Congress’ strategy to concentrate on the local issues paid off. The focus of the party was unemployment and inflation rather than the national issues like Article 370, Ram temple construction, etc. which the saffron party raised in its campaign.

Statesman News Service | Shimla |

The wait is over, the Congress has, finally, come back to power in Himachal Pradesh with 40 seats in the 68-member legislative assembly in the state.

Things had started changing in favour of an alternative in the state’s pre-poll political landscape. Local issues like price rise and controversial pension scheme coupled with growing dissidence in the ruling BJP have, finally, pushed the ruling BJP out of the race for power.

The contest on most of the seats was direct, between Congress and BJP. This is what the state has been witnessing since 1990 where the voters, normally, prefer the change of guard.

In keeping with the tradition, Himachal Pradesh has not given the incumbent government another term. As in the past, the mandate is clear this time too with the Congress getting an absolute majority.

A number of factors worked in favour of the Congress party.   Prominent among them was the government’s lackadaisical approach to address concerns of the government employees over the new pension scheme. The Congress had promised to scrap the new pension scheme and restore the old one much to the relief of lakhs of the employees.

The promise brought a hope to the retired government employees as well.

The BJP, on the contrary, chose to keep mum on the entire issue. Neither BJP national president JP Nadda, nor Jai Ram Thakur, the outgoing chief minister, tried to clear the air over the issue. Taking advantage of the situation, the Congress played its card well by making it an election issue.

Unlike the BJP, Congress concentrated on the local issues confronting the people for years. The focus of the party was unemployment and inflation rather than the national issues like Article 370, Ram temple construction, etc. to connect to the locals. During a by-election last year, Jai Ram Thakur had himself raised the price rise among other local issues. But these issues were strangely missing from the saffron party’s poll campaign.

The Congress refrained from announcing a chief ministerial candidate as a strategy to avoid possible internal rift in the party. This ensured unity in the party and they were able to put up a united front to take on the might of the state’s ruling dispensation.

A simmering resentment in a section of BJP leaders and workers on the issue of ticket distribution also helped the Congress in the elections. A number of BJP leaders, who enjoy popular support in their respective localities, were denied tickets.

The growing dissension in the BJP helped the Congress formulate strategies to beat the ruling party in a number of constituencies. An example of this is that despite popularity at the grassroots level, Hareesh Janartha, a BJP leader was not allowed to contest from the Shimla Urban seat where the party candidate lost to his Congress counterpart.

Same is the case with Sanjay Awasthi from Arki. The party did not give him a ticket to contest much to the disappointment of thousands of the party workers and supporters.
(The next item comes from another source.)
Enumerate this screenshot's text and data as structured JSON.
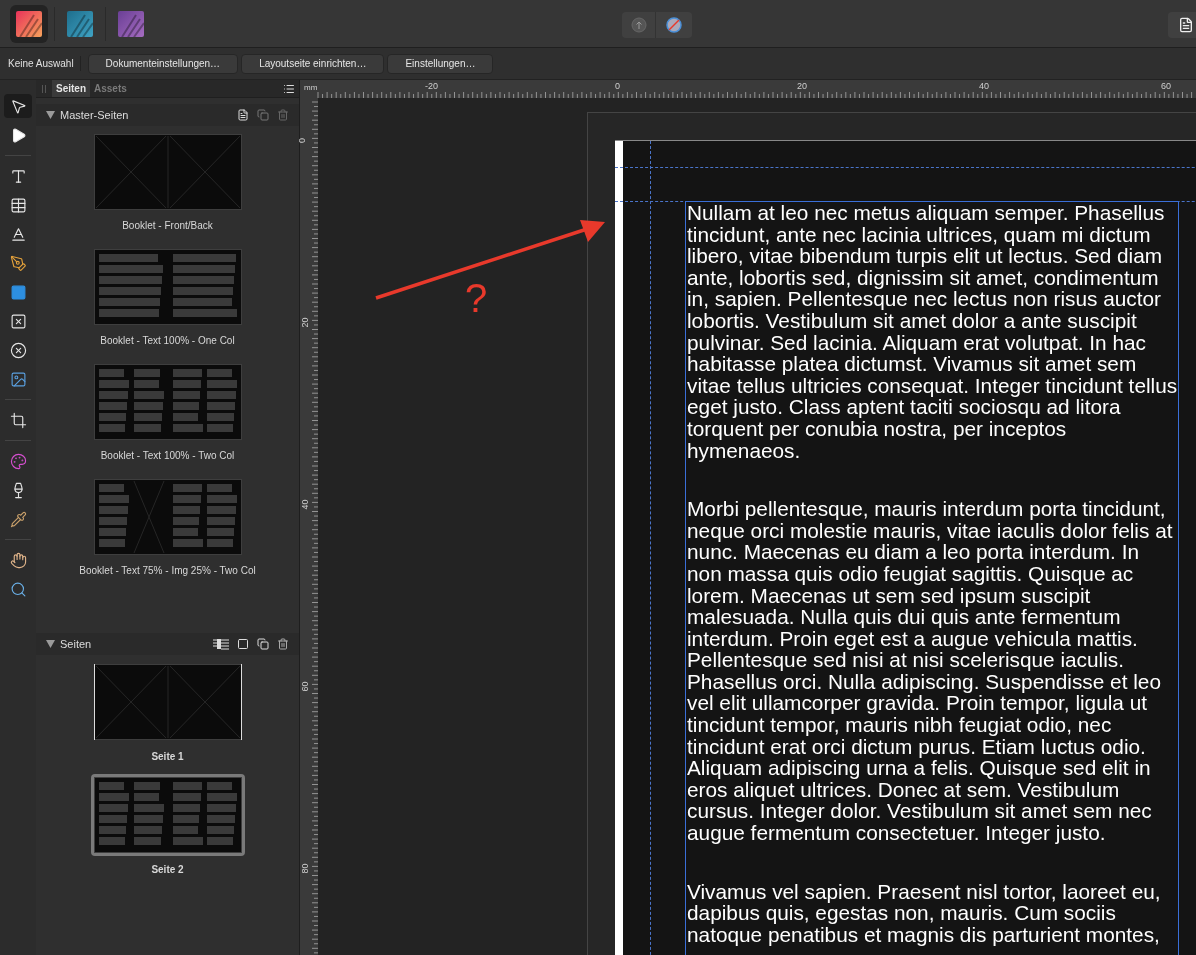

On the other hand, the BJP shifted former Cabinet Minister Suresh Bharadwaj from the Shimla Urban constituency to the Kasupti seat where he lost to Anirudh Singh of the Congress.